* [WORK ITEM] Copy out each record below, exactly as given.

* [INFORMATION]
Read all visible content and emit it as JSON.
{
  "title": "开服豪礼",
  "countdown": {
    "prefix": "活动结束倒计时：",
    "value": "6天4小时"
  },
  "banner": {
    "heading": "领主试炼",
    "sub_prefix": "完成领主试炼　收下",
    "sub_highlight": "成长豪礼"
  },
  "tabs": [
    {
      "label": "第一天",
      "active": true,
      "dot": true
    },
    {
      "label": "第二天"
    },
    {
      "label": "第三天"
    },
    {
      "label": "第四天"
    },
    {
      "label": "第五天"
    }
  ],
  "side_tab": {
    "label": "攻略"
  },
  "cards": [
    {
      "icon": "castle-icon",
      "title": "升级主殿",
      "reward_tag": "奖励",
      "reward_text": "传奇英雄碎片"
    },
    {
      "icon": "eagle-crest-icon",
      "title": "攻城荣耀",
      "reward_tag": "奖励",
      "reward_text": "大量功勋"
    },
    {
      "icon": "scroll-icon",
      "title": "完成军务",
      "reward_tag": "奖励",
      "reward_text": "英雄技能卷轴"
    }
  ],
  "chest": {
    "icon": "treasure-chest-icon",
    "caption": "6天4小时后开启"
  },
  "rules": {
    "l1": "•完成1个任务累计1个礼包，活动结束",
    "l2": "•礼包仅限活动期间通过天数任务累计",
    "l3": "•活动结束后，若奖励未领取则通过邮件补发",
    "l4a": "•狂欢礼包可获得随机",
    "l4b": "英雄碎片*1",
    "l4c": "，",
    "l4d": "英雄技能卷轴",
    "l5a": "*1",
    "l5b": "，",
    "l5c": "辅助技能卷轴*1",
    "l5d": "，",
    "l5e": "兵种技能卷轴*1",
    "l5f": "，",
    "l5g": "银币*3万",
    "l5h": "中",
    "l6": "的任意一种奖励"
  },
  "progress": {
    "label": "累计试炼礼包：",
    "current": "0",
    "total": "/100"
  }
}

* [OUTPUT OF THE EXERCISE]
Read all visible content and emit it as JSON.
{
  "title": "开服豪礼",
  "countdown": {
    "prefix": "活动结束倒计时：",
    "value": "6天4小时"
  },
  "banner": {
    "heading": "领主试炼",
    "sub_prefix": "完成领主试炼　收下",
    "sub_highlight": "成长豪礼"
  },
  "tabs": [
    {
      "label": "第一天",
      "active": true,
      "dot": true
    },
    {
      "label": "第二天"
    },
    {
      "label": "第三天"
    },
    {
      "label": "第四天"
    },
    {
      "label": "第五天"
    }
  ],
  "side_tab": {
    "label": "攻略"
  },
  "cards": [
    {
      "icon": "castle-icon",
      "title": "升级主殿",
      "reward_tag": "奖励",
      "reward_text": "传奇英雄碎片"
    },
    {
      "icon": "eagle-crest-icon",
      "title": "攻城荣耀",
      "reward_tag": "奖励",
      "reward_text": "大量功勋"
    },
    {
      "icon": "scroll-icon",
      "title": "完成军务",
      "reward_tag": "奖励",
      "reward_text": "英雄技能卷轴"
    }
  ],
  "chest": {
    "icon": "treasure-chest-icon",
    "caption": "6天4小时后开启"
  },
  "rules": {
    "l1": "•完成1个任务累计1个礼包，活动结束",
    "l2": "•礼包仅限活动期间通过天数任务累计",
    "l3": "•活动结束后，若奖励未领取则通过邮件补发",
    "l4a": "•狂欢礼包可获得随机",
    "l4b": "英雄碎片*1",
    "l4c": "，",
    "l4d": "英雄技能卷轴",
    "l5a": "*1",
    "l5b": "，",
    "l5c": "辅助技能卷轴*1",
    "l5d": "，",
    "l5e": "兵种技能卷轴*1",
    "l5f": "，",
    "l5g": "银币*3万",
    "l5h": "中",
    "l6": "的任意一种奖励"
  },
  "progress": {
    "label": "累计试炼礼包：",
    "current": "0",
    "total": "/100"
  }
}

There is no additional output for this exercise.